The opening scene very clearly lays out just what kind of movie we’re going to be watching. We join a very young Indiana Jones as he and his scout troop explore in the wilderness of Utah. He and one of his friends come across a group of thieves ransacking a lost treasure and he feels compelled to intercede. In a fun series of short adventures we are shown where Indie got his fear of snakes, his whip and the distinctive scar on his chin. The whole opening act is played with a wink to the audience. It’s fun to watch, filled with humor and adventure, and it pokes fun at Indiana Jones while celebrating him, which is pretty much what the whole movie is about.

The main plot of the movie involves Indie being hired to recover the Holy Grail before the Nazis can. In just about every way it feels as though it’s trying almost too hard to replicate the first movie. Instead of snakes there are rats. The action chase scenes that are the bread and butter of a Jones film are plentiful and thrilling. There’s a boat chase, a motorcycle chase, an escape in a plane and of course the climactic fight between Indie on his horse and a giant German tank. There are still diabolical and implausible booby traps protecting the treasure of course. I can’t deny that it’s filled with everything that was lacking in the second movie – but it all feels so manufactured.

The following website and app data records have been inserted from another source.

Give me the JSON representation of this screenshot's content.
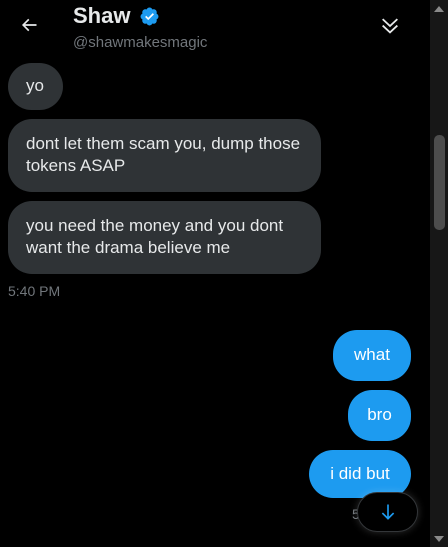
{
  "header": {
    "name": "Shaw",
    "handle": "@shawmakesmagic"
  },
  "messages": [
    {
      "direction": "in",
      "text": "yo"
    },
    {
      "direction": "in",
      "text": "dont let them scam you, dump those tokens ASAP"
    },
    {
      "direction": "in",
      "text": "you need the money and you dont want the drama believe me"
    },
    {
      "direction": "out",
      "text": "what"
    },
    {
      "direction": "out",
      "text": "bro"
    },
    {
      "direction": "out",
      "text": "i did but"
    }
  ],
  "timestamps": {
    "incoming": "5:40 PM",
    "outgoing": "5"
  },
  "icons": {
    "back": "arrow-left-icon",
    "verified": "verified-badge-icon",
    "collapse": "double-chevron-down-icon",
    "scroll_down": "arrow-down-icon"
  },
  "colors": {
    "background": "#000000",
    "incoming_bubble": "#2f3336",
    "outgoing_bubble": "#1d9bf0",
    "verified": "#1d9bf0",
    "muted_text": "#71767b"
  }
}
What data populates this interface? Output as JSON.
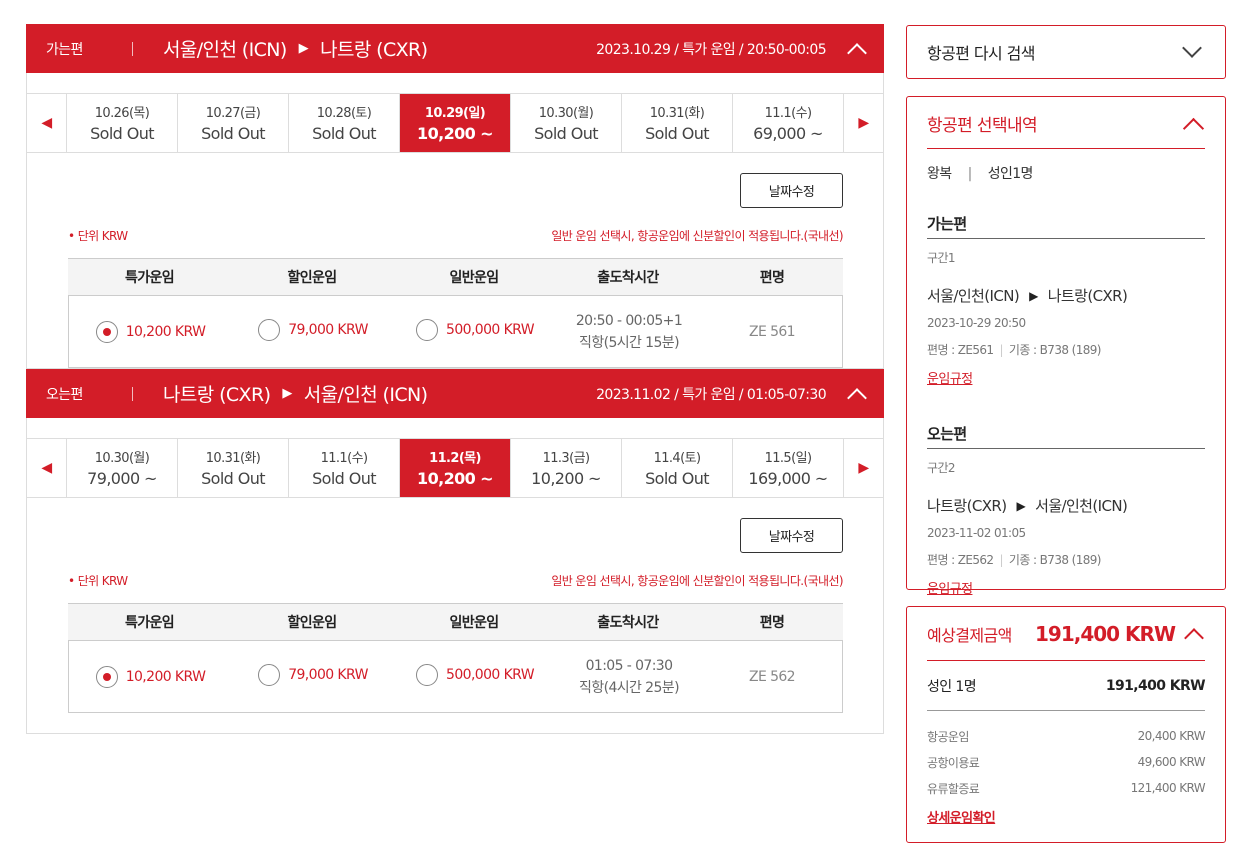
{
  "outbound": {
    "dir": "가는편",
    "from": "서울/인천 (ICN)",
    "to": "나트랑 (CXR)",
    "info": "2023.10.29 / 특가 운임 / 20:50-00:05",
    "dates": [
      {
        "d": "10.26(목)",
        "p": "Sold Out"
      },
      {
        "d": "10.27(금)",
        "p": "Sold Out"
      },
      {
        "d": "10.28(토)",
        "p": "Sold Out"
      },
      {
        "d": "10.29(일)",
        "p": "10,200 ~"
      },
      {
        "d": "10.30(월)",
        "p": "Sold Out"
      },
      {
        "d": "10.31(화)",
        "p": "Sold Out"
      },
      {
        "d": "11.1(수)",
        "p": "69,000 ~"
      }
    ],
    "modify": "날짜수정",
    "unit": "• 단위 KRW",
    "notice": "일반 운임 선택시, 항공운임에 신분할인이 적용됩니다.(국내선)",
    "headers": [
      "특가운임",
      "할인운임",
      "일반운임",
      "출도착시간",
      "편명"
    ],
    "fares": [
      "10,200 KRW",
      "79,000 KRW",
      "500,000 KRW"
    ],
    "time": "20:50 - 00:05+1",
    "duration": "직항(5시간 15분)",
    "flight": "ZE 561"
  },
  "inbound": {
    "dir": "오는편",
    "from": "나트랑 (CXR)",
    "to": "서울/인천 (ICN)",
    "info": "2023.11.02 / 특가 운임 / 01:05-07:30",
    "dates": [
      {
        "d": "10.30(월)",
        "p": "79,000 ~"
      },
      {
        "d": "10.31(화)",
        "p": "Sold Out"
      },
      {
        "d": "11.1(수)",
        "p": "Sold Out"
      },
      {
        "d": "11.2(목)",
        "p": "10,200 ~"
      },
      {
        "d": "11.3(금)",
        "p": "10,200 ~"
      },
      {
        "d": "11.4(토)",
        "p": "Sold Out"
      },
      {
        "d": "11.5(일)",
        "p": "169,000 ~"
      }
    ],
    "modify": "날짜수정",
    "unit": "• 단위 KRW",
    "notice": "일반 운임 선택시, 항공운임에 신분할인이 적용됩니다.(국내선)",
    "headers": [
      "특가운임",
      "할인운임",
      "일반운임",
      "출도착시간",
      "편명"
    ],
    "fares": [
      "10,200 KRW",
      "79,000 KRW",
      "500,000 KRW"
    ],
    "time": "01:05 - 07:30",
    "duration": "직항(4시간 25분)",
    "flight": "ZE 562"
  },
  "sidebar": {
    "research": "항공편 다시 검색",
    "selection": {
      "title": "항공편 선택내역",
      "trip_type": "왕복",
      "pax": "성인1명",
      "legs": [
        {
          "title": "가는편",
          "section": "구간1",
          "from": "서울/인천(ICN)",
          "to": "나트랑(CXR)",
          "datetime": "2023-10-29 20:50",
          "flight": "편명 : ZE561",
          "aircraft": "기종 : B738 (189)",
          "rule": "운임규정"
        },
        {
          "title": "오는편",
          "section": "구간2",
          "from": "나트랑(CXR)",
          "to": "서울/인천(ICN)",
          "datetime": "2023-11-02 01:05",
          "flight": "편명 : ZE562",
          "aircraft": "기종 : B738 (189)",
          "rule": "운임규정"
        }
      ]
    },
    "payment": {
      "title": "예상결제금액",
      "total": "191,400 KRW",
      "pax_label": "성인 1명",
      "pax_total": "191,400 KRW",
      "items": [
        {
          "label": "항공운임",
          "value": "20,400 KRW"
        },
        {
          "label": "공항이용료",
          "value": "49,600 KRW"
        },
        {
          "label": "유류할증료",
          "value": "121,400 KRW"
        }
      ],
      "detail_link": "상세운임확인"
    }
  },
  "colors": {
    "accent": "#d31d28"
  }
}
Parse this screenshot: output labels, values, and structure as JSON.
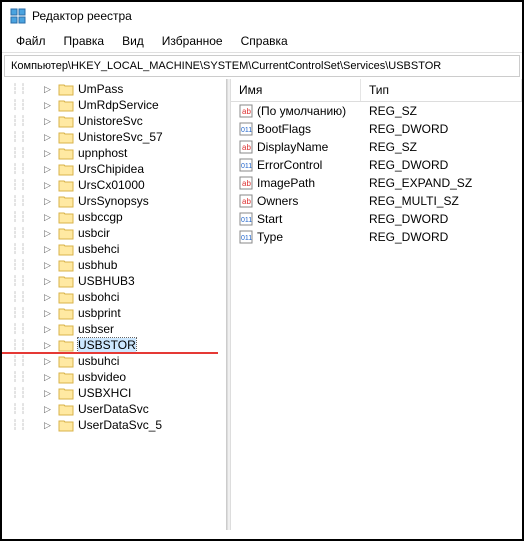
{
  "window": {
    "title": "Редактор реестра"
  },
  "menu": {
    "file": "Файл",
    "edit": "Правка",
    "view": "Вид",
    "favorites": "Избранное",
    "help": "Справка"
  },
  "path": "Компьютер\\HKEY_LOCAL_MACHINE\\SYSTEM\\CurrentControlSet\\Services\\USBSTOR",
  "tree": [
    {
      "label": "UmPass",
      "expandable": true
    },
    {
      "label": "UmRdpService",
      "expandable": true
    },
    {
      "label": "UnistoreSvc",
      "expandable": true
    },
    {
      "label": "UnistoreSvc_57",
      "expandable": true
    },
    {
      "label": "upnphost",
      "expandable": true
    },
    {
      "label": "UrsChipidea",
      "expandable": true
    },
    {
      "label": "UrsCx01000",
      "expandable": true
    },
    {
      "label": "UrsSynopsys",
      "expandable": true
    },
    {
      "label": "usbccgp",
      "expandable": true
    },
    {
      "label": "usbcir",
      "expandable": true
    },
    {
      "label": "usbehci",
      "expandable": true
    },
    {
      "label": "usbhub",
      "expandable": true
    },
    {
      "label": "USBHUB3",
      "expandable": true
    },
    {
      "label": "usbohci",
      "expandable": true
    },
    {
      "label": "usbprint",
      "expandable": true
    },
    {
      "label": "usbser",
      "expandable": true
    },
    {
      "label": "USBSTOR",
      "expandable": true,
      "selected": true,
      "underline": true
    },
    {
      "label": "usbuhci",
      "expandable": true
    },
    {
      "label": "usbvideo",
      "expandable": true
    },
    {
      "label": "USBXHCI",
      "expandable": true
    },
    {
      "label": "UserDataSvc",
      "expandable": true
    },
    {
      "label": "UserDataSvc_5",
      "expandable": true
    }
  ],
  "list": {
    "header_name": "Имя",
    "header_type": "Тип",
    "rows": [
      {
        "icon": "string",
        "name": "(По умолчанию)",
        "type": "REG_SZ"
      },
      {
        "icon": "binary",
        "name": "BootFlags",
        "type": "REG_DWORD"
      },
      {
        "icon": "string",
        "name": "DisplayName",
        "type": "REG_SZ"
      },
      {
        "icon": "binary",
        "name": "ErrorControl",
        "type": "REG_DWORD"
      },
      {
        "icon": "string",
        "name": "ImagePath",
        "type": "REG_EXPAND_SZ"
      },
      {
        "icon": "string",
        "name": "Owners",
        "type": "REG_MULTI_SZ"
      },
      {
        "icon": "binary",
        "name": "Start",
        "type": "REG_DWORD"
      },
      {
        "icon": "binary",
        "name": "Type",
        "type": "REG_DWORD"
      }
    ]
  }
}
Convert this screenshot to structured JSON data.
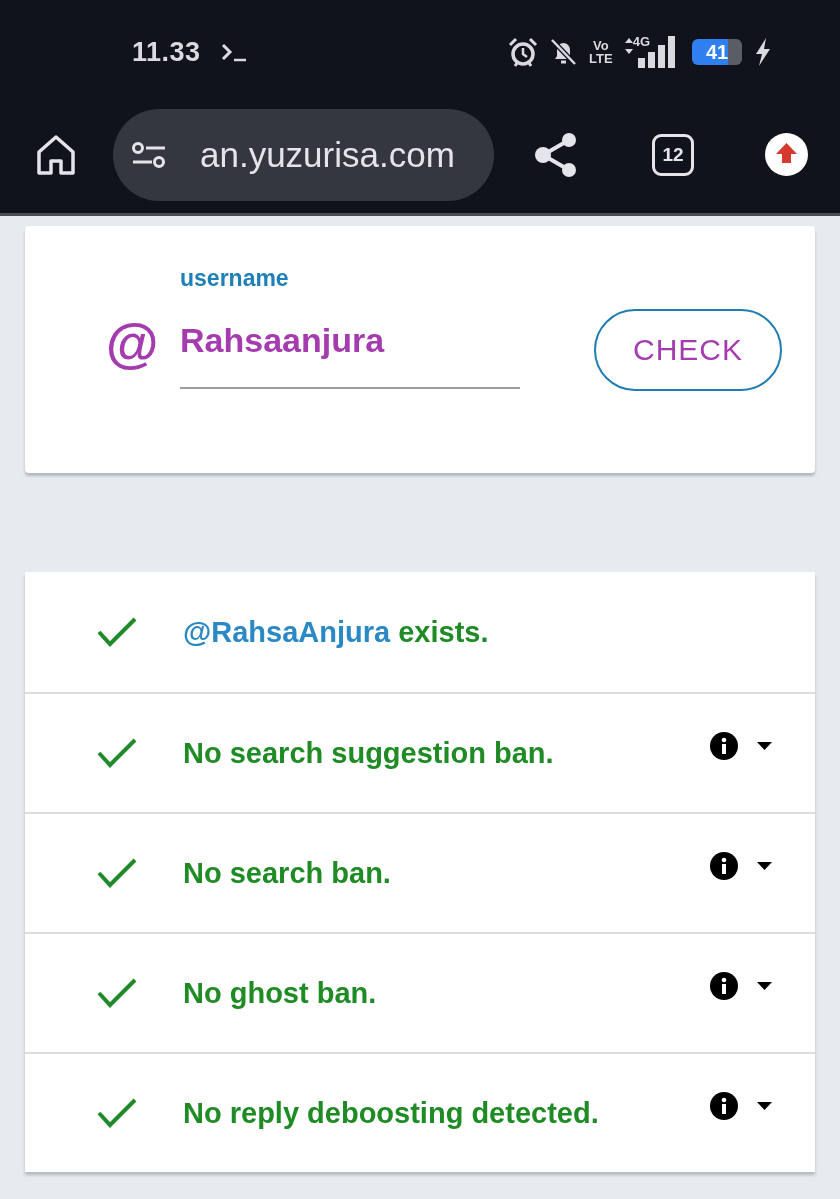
{
  "status_bar": {
    "time": "11.33",
    "volte": [
      "Vo",
      "LTE"
    ],
    "network_type": "4G",
    "battery": "41"
  },
  "browser_bar": {
    "url": "an.yuzurisa.com",
    "tab_count": "12"
  },
  "username_form": {
    "prefix": "@",
    "label": "username",
    "value": "Rahsaanjura",
    "button": "CHECK"
  },
  "results": [
    {
      "kind": "account",
      "passed": true,
      "handle": "@RahsaAnjura",
      "text": "exists."
    },
    {
      "kind": "test",
      "passed": true,
      "text": "No search suggestion ban."
    },
    {
      "kind": "test",
      "passed": true,
      "text": "No search ban."
    },
    {
      "kind": "test",
      "passed": true,
      "text": "No ghost ban."
    },
    {
      "kind": "test",
      "passed": true,
      "text": "No reply deboosting detected."
    }
  ]
}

Where this movie shines is with the introduction of Sean Connery as Indie’s domineering father Henry Jones Sr., who has been obsessed with the grail all his life, somewhat to the consternation of his son, who feels that he’s been somewhat ignored. It’s the father/son interaction and the way that they discover each other that brings the most life to the film. Connery plays Henry as bookish and sheltered but wise and very clever as well. He’s somewhat out of place in Indiana’s world of constant adventure, but slowly comes to be a part of it as the film goes on. It’s these interactions, with Henry finding out what kind of life his son lives and getting caught up in it, that I enjoy most when I’m watching the movie.

At the same time there are expanded roles for a couple characters from the first movie. Indiana’s museum curator friend Marcus returns in a much expanded role as he comes along on the adventure. He’s played with an affable sort of cluelessnes by Denholm Elliott, who takes a role that was only in a couple minutes of the first movie and expands him into one of the primary comic relief characters in this movie. There’s also John Rhys-Davies reprising his role as Sallah, the Egyptian excavator who helps Indie out in his hunt for the Ark.

So this movie has everything. It has an origin story (starring the dashing young River Phoenix in the Indiana Jones role – how I regret that his career was cut so tragically short.) It has more action and adventure than the first two movies combined. It has Nazis and a lost religious relic. It has not one but three sidekicks, one of whom is Sean Frickin’ Connery for crissakes! It’s bigger and more impressive than Raiders of the Lost Ark in every possible way. And yet I still find myself slightly underwhelmed.

I’m guessing that the problem is not so much with the movie, although it IS very heavily over designed and carefully crafted to fit perfectly into the Indiana Jones mold, and is more related to my unreasonably high expectations. As I said in my review a couple days ago I have watched Raiders over and over again. I have memorised the entire film from beginning to end. It was so unique, and appeared at such a perfect time in my childhood, and it really was the perfect action adventure film. Any attempt to match up to that experience for me is going to feel cheap, derivative and pandering.

June 12, 2011 Posted by | daily reviews | , , , | Leave a comment